City Of Experiences

Imagine a city without buildings —a city designed around experiences.

Date Completed
Contributions & Responsibilities
Software Used

City of Experiences was a two-month exhibit at Toronto's Design Exchange, which showcased works by students and faculty from the School of Design at George Brown College. Curated in collaboration with the Department of Unusual Certainties and Ahmet Kokulu, the show is a part of the larger City of Experiences project, the goal of which is to continue questioning how cities are constructed and who they are constructed for.

The following was the curatorial statement for the exhibit:

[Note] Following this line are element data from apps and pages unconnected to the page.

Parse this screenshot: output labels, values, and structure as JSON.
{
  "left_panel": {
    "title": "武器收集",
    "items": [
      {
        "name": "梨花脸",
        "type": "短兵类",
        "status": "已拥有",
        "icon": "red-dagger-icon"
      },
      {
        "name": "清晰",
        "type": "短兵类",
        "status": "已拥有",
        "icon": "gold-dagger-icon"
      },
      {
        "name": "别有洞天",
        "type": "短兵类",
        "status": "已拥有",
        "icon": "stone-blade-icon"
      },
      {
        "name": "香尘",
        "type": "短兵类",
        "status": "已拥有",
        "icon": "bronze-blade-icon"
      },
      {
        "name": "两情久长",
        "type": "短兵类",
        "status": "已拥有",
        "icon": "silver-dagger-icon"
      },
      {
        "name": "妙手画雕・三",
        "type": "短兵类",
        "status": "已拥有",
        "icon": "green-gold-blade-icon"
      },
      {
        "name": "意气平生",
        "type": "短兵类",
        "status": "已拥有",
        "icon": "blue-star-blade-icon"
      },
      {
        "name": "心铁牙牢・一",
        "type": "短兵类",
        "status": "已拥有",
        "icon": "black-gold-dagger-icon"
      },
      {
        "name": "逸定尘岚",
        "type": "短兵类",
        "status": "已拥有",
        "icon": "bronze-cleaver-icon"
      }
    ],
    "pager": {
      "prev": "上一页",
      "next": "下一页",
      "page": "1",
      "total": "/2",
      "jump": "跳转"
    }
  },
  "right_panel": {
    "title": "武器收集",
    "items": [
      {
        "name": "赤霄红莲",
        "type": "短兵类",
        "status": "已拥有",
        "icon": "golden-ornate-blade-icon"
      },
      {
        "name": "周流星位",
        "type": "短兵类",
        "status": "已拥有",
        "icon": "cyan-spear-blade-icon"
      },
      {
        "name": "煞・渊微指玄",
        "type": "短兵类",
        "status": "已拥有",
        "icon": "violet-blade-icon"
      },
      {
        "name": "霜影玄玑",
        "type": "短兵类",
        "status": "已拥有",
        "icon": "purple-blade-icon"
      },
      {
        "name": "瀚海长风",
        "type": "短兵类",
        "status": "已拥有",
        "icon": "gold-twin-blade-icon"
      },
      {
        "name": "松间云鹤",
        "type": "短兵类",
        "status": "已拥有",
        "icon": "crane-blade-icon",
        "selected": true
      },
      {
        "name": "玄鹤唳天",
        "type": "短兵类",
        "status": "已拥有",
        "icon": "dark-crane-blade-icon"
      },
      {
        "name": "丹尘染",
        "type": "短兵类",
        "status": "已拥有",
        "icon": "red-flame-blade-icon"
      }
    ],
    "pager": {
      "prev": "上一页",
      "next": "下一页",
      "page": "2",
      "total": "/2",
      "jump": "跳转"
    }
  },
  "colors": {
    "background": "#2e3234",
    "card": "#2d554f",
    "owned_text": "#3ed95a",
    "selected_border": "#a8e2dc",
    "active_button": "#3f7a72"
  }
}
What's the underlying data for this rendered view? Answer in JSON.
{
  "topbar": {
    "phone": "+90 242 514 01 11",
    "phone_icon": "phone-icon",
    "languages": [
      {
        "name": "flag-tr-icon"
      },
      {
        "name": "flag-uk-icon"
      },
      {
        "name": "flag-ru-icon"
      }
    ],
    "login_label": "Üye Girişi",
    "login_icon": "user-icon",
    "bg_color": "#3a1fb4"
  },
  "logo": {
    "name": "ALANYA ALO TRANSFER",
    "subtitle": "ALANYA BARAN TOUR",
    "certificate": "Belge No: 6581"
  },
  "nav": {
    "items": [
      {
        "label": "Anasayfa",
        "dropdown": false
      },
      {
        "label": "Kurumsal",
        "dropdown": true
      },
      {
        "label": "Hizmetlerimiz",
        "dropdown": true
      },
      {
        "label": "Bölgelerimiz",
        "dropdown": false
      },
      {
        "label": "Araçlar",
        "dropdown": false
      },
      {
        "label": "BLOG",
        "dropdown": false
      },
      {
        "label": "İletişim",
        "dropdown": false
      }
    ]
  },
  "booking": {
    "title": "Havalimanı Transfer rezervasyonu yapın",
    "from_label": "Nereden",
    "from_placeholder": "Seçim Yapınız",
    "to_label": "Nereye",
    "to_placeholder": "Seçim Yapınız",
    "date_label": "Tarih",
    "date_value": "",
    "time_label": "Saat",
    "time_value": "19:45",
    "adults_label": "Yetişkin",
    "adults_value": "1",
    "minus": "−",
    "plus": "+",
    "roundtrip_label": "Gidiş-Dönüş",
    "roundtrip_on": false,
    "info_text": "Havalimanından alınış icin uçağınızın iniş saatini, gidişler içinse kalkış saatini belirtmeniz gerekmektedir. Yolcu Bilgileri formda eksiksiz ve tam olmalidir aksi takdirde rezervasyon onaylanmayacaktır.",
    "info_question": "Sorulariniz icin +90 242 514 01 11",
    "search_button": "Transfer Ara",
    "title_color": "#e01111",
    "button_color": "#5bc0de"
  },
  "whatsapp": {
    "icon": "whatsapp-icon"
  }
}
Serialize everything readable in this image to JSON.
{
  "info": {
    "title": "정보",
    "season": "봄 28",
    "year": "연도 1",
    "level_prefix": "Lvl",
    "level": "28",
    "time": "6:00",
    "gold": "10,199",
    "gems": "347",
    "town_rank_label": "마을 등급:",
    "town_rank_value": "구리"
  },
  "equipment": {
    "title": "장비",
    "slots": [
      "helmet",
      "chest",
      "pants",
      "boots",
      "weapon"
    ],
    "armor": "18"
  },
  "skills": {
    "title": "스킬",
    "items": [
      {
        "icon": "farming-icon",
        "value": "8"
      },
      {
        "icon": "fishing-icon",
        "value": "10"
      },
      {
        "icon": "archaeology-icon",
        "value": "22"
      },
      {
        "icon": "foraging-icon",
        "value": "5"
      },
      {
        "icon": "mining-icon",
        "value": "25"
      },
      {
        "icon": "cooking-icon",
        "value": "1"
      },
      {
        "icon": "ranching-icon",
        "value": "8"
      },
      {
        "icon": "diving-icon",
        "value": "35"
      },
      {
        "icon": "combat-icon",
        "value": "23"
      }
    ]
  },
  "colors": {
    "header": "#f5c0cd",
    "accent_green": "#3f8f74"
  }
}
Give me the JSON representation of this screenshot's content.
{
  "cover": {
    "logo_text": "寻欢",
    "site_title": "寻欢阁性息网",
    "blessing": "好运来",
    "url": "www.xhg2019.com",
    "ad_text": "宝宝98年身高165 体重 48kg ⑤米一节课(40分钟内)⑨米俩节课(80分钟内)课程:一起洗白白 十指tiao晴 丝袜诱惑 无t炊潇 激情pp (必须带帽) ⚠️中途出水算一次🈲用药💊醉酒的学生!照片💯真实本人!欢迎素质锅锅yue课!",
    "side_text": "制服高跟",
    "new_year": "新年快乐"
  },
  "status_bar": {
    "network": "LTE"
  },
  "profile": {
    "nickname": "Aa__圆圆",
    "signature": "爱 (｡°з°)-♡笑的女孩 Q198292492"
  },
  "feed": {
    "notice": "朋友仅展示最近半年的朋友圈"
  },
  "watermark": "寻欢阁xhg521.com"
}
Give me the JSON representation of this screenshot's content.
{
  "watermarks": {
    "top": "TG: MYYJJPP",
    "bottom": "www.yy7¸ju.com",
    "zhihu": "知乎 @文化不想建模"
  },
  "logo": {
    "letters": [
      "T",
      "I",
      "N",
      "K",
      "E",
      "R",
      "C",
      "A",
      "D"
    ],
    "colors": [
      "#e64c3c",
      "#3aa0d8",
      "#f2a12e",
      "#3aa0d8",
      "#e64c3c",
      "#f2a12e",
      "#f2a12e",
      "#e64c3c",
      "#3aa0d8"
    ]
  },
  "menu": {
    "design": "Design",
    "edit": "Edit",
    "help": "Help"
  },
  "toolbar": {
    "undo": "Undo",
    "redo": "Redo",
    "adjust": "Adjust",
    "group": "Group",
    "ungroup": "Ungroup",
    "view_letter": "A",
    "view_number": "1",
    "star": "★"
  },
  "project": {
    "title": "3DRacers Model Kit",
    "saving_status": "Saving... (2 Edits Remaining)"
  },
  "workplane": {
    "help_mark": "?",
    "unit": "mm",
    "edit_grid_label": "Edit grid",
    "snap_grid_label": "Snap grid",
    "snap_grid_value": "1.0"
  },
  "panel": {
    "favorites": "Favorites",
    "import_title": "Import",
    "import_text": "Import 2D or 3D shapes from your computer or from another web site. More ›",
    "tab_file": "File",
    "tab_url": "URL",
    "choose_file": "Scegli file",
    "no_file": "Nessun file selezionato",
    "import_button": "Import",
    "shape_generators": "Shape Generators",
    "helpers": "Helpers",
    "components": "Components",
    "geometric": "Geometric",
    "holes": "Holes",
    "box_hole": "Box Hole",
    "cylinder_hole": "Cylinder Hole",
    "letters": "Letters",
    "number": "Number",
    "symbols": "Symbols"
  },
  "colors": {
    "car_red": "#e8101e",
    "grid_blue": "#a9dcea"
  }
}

As we move through the 21st century, the experience of life in the contemporary city has surpassed classic urban development models. We are living in the 50/50 (some might say 80/20), a fluid presence between the virtual and physical worlds. One of the major issues we face is how to adapt and interpret ideologies, structures, and systems in this new way of living, to modify the definition of cities to encompass the experiences of the invisible cities that extend beyond physical infrastructure. As the digital landscape evolves, humans have more opportunities to intersect with physical and digital realms as they navigate the city and its experiences, creating a series of micro-interactions that occur across and throughout urban spaces.

The underlying goal for the City of Experiences project is to continue questioning how cities are constructed and who they are constructed for. The popular discussion around the smart city and tech-utopias is not new, although maybe the technology used to drive them is. What is needed now, is to stop waiting for the acceleration of technology to determine how we will live. Instead, we should be active in creating the necessary platforms for society to imagine what experiences they want in their lives, and how these experiences can drive new methods for design. The City of Experiences is a project that –through different experiments and engagements– will continue to explore this hypothesis.

<  Previous Project

Next Project  >